___ Dataset excerpts

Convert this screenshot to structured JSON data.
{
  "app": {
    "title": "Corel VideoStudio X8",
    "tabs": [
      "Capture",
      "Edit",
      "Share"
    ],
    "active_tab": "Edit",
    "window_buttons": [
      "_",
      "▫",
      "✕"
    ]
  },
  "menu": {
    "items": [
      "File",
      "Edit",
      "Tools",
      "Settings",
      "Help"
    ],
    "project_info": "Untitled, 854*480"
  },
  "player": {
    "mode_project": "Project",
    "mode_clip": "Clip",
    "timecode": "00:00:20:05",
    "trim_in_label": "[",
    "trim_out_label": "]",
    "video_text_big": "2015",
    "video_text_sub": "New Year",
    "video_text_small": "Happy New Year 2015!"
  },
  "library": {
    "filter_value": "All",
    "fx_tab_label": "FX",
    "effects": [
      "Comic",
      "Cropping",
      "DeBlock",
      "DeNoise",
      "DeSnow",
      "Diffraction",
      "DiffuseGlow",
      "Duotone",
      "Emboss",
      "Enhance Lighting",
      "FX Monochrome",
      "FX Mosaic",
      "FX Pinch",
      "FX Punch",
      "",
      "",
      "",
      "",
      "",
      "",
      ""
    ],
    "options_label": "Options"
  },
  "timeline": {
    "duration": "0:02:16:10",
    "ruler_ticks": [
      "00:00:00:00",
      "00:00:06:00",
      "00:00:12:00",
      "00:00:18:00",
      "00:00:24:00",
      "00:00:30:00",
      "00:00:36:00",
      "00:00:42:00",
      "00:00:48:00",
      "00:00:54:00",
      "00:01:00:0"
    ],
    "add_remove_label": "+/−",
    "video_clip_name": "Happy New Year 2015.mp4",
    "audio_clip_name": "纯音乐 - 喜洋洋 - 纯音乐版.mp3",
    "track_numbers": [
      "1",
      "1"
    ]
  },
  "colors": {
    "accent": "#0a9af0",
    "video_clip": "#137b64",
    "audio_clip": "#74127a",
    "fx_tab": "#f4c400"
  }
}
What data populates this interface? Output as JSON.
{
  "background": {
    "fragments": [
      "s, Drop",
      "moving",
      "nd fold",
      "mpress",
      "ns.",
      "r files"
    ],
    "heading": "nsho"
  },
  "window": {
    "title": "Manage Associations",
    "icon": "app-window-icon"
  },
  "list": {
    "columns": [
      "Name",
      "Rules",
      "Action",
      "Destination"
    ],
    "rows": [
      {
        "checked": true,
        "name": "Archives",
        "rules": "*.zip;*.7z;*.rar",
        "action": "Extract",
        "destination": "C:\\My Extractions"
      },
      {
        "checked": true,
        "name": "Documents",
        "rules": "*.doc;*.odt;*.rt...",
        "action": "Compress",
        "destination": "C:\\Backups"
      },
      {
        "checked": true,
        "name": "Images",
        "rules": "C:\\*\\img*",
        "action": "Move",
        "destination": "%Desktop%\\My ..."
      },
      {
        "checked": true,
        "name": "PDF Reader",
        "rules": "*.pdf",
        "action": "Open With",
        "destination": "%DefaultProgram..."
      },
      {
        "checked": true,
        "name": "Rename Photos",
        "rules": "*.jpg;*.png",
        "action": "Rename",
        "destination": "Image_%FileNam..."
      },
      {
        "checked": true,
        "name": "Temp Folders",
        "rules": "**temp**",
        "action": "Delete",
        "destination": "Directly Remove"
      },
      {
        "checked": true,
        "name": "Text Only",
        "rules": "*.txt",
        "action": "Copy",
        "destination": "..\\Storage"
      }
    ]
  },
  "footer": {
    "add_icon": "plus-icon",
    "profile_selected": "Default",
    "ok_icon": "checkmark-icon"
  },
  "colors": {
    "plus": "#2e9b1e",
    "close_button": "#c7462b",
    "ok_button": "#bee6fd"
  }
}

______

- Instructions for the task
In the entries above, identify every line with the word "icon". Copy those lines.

- Exercise answer
    "icon": "app-window-icon"
    "add_icon": "plus-icon",
    "ok_icon": "checkmark-icon"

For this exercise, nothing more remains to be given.